What this task involves:
Write out the records once more, exactly as given.

Material for this exercise:
■ ■ ■

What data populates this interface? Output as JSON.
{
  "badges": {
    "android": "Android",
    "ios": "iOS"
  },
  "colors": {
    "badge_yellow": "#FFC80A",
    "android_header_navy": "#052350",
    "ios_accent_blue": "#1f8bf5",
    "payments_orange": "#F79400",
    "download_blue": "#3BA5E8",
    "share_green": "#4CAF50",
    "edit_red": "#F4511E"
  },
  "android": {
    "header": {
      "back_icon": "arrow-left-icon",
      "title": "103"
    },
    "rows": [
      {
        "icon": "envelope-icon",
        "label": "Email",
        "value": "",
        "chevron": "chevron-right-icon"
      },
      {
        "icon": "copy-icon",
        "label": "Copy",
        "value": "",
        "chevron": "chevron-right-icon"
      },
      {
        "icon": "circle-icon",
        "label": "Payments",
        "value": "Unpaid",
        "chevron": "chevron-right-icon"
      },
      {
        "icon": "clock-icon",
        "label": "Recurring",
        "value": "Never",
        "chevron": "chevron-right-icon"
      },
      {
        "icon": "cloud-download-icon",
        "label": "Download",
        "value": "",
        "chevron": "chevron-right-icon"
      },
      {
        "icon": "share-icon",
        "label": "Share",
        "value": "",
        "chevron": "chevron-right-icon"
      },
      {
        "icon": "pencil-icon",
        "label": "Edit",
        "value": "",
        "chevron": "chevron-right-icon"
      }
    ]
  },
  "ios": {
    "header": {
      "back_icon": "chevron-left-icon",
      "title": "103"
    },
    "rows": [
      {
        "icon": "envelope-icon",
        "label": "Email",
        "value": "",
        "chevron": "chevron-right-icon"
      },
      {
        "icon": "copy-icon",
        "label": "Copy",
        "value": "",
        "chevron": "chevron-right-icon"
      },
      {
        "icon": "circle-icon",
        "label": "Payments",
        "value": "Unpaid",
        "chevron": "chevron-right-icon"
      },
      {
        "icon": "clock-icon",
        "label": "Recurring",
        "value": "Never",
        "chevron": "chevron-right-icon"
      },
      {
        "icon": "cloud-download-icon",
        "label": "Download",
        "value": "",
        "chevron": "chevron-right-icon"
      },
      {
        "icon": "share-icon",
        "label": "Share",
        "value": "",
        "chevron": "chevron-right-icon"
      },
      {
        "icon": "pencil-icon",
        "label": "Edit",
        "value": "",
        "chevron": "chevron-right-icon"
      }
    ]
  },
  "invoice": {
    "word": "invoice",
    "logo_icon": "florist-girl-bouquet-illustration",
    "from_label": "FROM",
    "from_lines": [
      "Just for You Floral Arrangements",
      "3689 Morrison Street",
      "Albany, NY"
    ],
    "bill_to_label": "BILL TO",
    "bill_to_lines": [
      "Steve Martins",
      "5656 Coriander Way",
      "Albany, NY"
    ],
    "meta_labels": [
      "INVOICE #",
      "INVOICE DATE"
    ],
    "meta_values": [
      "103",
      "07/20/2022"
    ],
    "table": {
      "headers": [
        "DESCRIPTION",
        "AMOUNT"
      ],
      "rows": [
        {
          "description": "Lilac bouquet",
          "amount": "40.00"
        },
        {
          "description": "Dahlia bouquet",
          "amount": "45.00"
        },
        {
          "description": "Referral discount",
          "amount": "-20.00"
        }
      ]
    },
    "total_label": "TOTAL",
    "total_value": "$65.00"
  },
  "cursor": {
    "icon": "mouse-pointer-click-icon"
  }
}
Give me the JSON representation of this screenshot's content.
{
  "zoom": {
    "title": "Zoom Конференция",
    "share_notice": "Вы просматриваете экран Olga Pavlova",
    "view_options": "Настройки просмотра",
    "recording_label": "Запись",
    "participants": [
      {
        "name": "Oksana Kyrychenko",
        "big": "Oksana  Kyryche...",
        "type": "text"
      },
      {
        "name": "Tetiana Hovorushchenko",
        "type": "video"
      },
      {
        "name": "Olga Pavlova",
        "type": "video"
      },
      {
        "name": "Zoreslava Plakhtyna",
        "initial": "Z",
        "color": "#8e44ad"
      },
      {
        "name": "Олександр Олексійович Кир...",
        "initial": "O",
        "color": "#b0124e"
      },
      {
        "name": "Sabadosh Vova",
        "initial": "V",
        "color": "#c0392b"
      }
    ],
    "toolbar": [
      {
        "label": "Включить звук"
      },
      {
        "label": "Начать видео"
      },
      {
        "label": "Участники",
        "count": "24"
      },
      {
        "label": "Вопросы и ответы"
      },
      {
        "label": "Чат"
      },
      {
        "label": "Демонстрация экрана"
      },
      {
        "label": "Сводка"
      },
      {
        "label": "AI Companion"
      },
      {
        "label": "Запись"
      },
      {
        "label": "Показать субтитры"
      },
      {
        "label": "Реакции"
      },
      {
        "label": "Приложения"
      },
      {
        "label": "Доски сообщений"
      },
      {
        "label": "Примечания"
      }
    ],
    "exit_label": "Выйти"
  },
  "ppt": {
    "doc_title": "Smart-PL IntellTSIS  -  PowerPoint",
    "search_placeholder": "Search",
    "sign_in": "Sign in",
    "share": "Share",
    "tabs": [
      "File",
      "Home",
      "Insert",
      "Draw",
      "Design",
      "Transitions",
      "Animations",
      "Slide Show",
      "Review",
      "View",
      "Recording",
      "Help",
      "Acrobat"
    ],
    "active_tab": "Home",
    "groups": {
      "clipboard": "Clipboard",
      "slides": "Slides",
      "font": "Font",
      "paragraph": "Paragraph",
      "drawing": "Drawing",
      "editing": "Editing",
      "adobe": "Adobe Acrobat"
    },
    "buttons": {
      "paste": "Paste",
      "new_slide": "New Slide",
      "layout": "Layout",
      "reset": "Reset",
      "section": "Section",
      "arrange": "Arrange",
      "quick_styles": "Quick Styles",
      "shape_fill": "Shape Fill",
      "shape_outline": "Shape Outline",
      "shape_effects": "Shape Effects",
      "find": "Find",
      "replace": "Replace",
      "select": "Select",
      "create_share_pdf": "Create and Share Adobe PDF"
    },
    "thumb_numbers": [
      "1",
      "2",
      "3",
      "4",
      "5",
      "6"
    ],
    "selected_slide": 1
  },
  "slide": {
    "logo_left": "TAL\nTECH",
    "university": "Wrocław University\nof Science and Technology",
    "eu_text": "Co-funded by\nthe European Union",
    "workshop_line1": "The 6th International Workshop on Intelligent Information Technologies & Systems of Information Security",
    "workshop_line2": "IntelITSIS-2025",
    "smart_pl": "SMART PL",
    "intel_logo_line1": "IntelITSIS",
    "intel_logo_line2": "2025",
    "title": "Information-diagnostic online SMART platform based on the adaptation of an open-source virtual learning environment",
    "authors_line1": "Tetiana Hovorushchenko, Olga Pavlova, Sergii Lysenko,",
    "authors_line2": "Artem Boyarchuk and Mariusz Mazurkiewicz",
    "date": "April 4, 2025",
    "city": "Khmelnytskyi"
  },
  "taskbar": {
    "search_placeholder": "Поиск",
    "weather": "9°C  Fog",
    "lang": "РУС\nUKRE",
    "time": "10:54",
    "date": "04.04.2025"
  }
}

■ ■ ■

Solved problem:
What data populates this interface? Output as JSON.
{
  "badges": {
    "android": "Android",
    "ios": "iOS"
  },
  "colors": {
    "badge_yellow": "#FFC80A",
    "android_header_navy": "#052350",
    "ios_accent_blue": "#1f8bf5",
    "payments_orange": "#F79400",
    "download_blue": "#3BA5E8",
    "share_green": "#4CAF50",
    "edit_red": "#F4511E"
  },
  "android": {
    "header": {
      "back_icon": "arrow-left-icon",
      "title": "103"
    },
    "rows": [
      {
        "icon": "envelope-icon",
        "label": "Email",
        "value": "",
        "chevron": "chevron-right-icon"
      },
      {
        "icon": "copy-icon",
        "label": "Copy",
        "value": "",
        "chevron": "chevron-right-icon"
      },
      {
        "icon": "circle-icon",
        "label": "Payments",
        "value": "Unpaid",
        "chevron": "chevron-right-icon"
      },
      {
        "icon": "clock-icon",
        "label": "Recurring",
        "value": "Never",
        "chevron": "chevron-right-icon"
      },
      {
        "icon": "cloud-download-icon",
        "label": "Download",
        "value": "",
        "chevron": "chevron-right-icon"
      },
      {
        "icon": "share-icon",
        "label": "Share",
        "value": "",
        "chevron": "chevron-right-icon"
      },
      {
        "icon": "pencil-icon",
        "label": "Edit",
        "value": "",
        "chevron": "chevron-right-icon"
      }
    ]
  },
  "ios": {
    "header": {
      "back_icon": "chevron-left-icon",
      "title": "103"
    },
    "rows": [
      {
        "icon": "envelope-icon",
        "label": "Email",
        "value": "",
        "chevron": "chevron-right-icon"
      },
      {
        "icon": "copy-icon",
        "label": "Copy",
        "value": "",
        "chevron": "chevron-right-icon"
      },
      {
        "icon": "circle-icon",
        "label": "Payments",
        "value": "Unpaid",
        "chevron": "chevron-right-icon"
      },
      {
        "icon": "clock-icon",
        "label": "Recurring",
        "value": "Never",
        "chevron": "chevron-right-icon"
      },
      {
        "icon": "cloud-download-icon",
        "label": "Download",
        "value": "",
        "chevron": "chevron-right-icon"
      },
      {
        "icon": "share-icon",
        "label": "Share",
        "value": "",
        "chevron": "chevron-right-icon"
      },
      {
        "icon": "pencil-icon",
        "label": "Edit",
        "value": "",
        "chevron": "chevron-right-icon"
      }
    ]
  },
  "invoice": {
    "word": "invoice",
    "logo_icon": "florist-girl-bouquet-illustration",
    "from_label": "FROM",
    "from_lines": [
      "Just for You Floral Arrangements",
      "3689 Morrison Street",
      "Albany, NY"
    ],
    "bill_to_label": "BILL TO",
    "bill_to_lines": [
      "Steve Martins",
      "5656 Coriander Way",
      "Albany, NY"
    ],
    "meta_labels": [
      "INVOICE #",
      "INVOICE DATE"
    ],
    "meta_values": [
      "103",
      "07/20/2022"
    ],
    "table": {
      "headers": [
        "DESCRIPTION",
        "AMOUNT"
      ],
      "rows": [
        {
          "description": "Lilac bouquet",
          "amount": "40.00"
        },
        {
          "description": "Dahlia bouquet",
          "amount": "45.00"
        },
        {
          "description": "Referral discount",
          "amount": "-20.00"
        }
      ]
    },
    "total_label": "TOTAL",
    "total_value": "$65.00"
  },
  "cursor": {
    "icon": "mouse-pointer-click-icon"
  }
}
Give me the JSON representation of this screenshot's content.
{
  "zoom": {
    "title": "Zoom Конференция",
    "share_notice": "Вы просматриваете экран Olga Pavlova",
    "view_options": "Настройки просмотра",
    "recording_label": "Запись",
    "participants": [
      {
        "name": "Oksana Kyrychenko",
        "big": "Oksana  Kyryche...",
        "type": "text"
      },
      {
        "name": "Tetiana Hovorushchenko",
        "type": "video"
      },
      {
        "name": "Olga Pavlova",
        "type": "video"
      },
      {
        "name": "Zoreslava Plakhtyna",
        "initial": "Z",
        "color": "#8e44ad"
      },
      {
        "name": "Олександр Олексійович Кир...",
        "initial": "O",
        "color": "#b0124e"
      },
      {
        "name": "Sabadosh Vova",
        "initial": "V",
        "color": "#c0392b"
      }
    ],
    "toolbar": [
      {
        "label": "Включить звук"
      },
      {
        "label": "Начать видео"
      },
      {
        "label": "Участники",
        "count": "24"
      },
      {
        "label": "Вопросы и ответы"
      },
      {
        "label": "Чат"
      },
      {
        "label": "Демонстрация экрана"
      },
      {
        "label": "Сводка"
      },
      {
        "label": "AI Companion"
      },
      {
        "label": "Запись"
      },
      {
        "label": "Показать субтитры"
      },
      {
        "label": "Реакции"
      },
      {
        "label": "Приложения"
      },
      {
        "label": "Доски сообщений"
      },
      {
        "label": "Примечания"
      }
    ],
    "exit_label": "Выйти"
  },
  "ppt": {
    "doc_title": "Smart-PL IntellTSIS  -  PowerPoint",
    "search_placeholder": "Search",
    "sign_in": "Sign in",
    "share": "Share",
    "tabs": [
      "File",
      "Home",
      "Insert",
      "Draw",
      "Design",
      "Transitions",
      "Animations",
      "Slide Show",
      "Review",
      "View",
      "Recording",
      "Help",
      "Acrobat"
    ],
    "active_tab": "Home",
    "groups": {
      "clipboard": "Clipboard",
      "slides": "Slides",
      "font": "Font",
      "paragraph": "Paragraph",
      "drawing": "Drawing",
      "editing": "Editing",
      "adobe": "Adobe Acrobat"
    },
    "buttons": {
      "paste": "Paste",
      "new_slide": "New Slide",
      "layout": "Layout",
      "reset": "Reset",
      "section": "Section",
      "arrange": "Arrange",
      "quick_styles": "Quick Styles",
      "shape_fill": "Shape Fill",
      "shape_outline": "Shape Outline",
      "shape_effects": "Shape Effects",
      "find": "Find",
      "replace": "Replace",
      "select": "Select",
      "create_share_pdf": "Create and Share Adobe PDF"
    },
    "thumb_numbers": [
      "1",
      "2",
      "3",
      "4",
      "5",
      "6"
    ],
    "selected_slide": 1
  },
  "slide": {
    "logo_left": "TAL\nTECH",
    "university": "Wrocław University\nof Science and Technology",
    "eu_text": "Co-funded by\nthe European Union",
    "workshop_line1": "The 6th International Workshop on Intelligent Information Technologies & Systems of Information Security",
    "workshop_line2": "IntelITSIS-2025",
    "smart_pl": "SMART PL",
    "intel_logo_line1": "IntelITSIS",
    "intel_logo_line2": "2025",
    "title": "Information-diagnostic online SMART platform based on the adaptation of an open-source virtual learning environment",
    "authors_line1": "Tetiana Hovorushchenko, Olga Pavlova, Sergii Lysenko,",
    "authors_line2": "Artem Boyarchuk and Mariusz Mazurkiewicz",
    "date": "April 4, 2025",
    "city": "Khmelnytskyi"
  },
  "taskbar": {
    "search_placeholder": "Поиск",
    "weather": "9°C  Fog",
    "lang": "РУС\nUKRE",
    "time": "10:54",
    "date": "04.04.2025"
  }
}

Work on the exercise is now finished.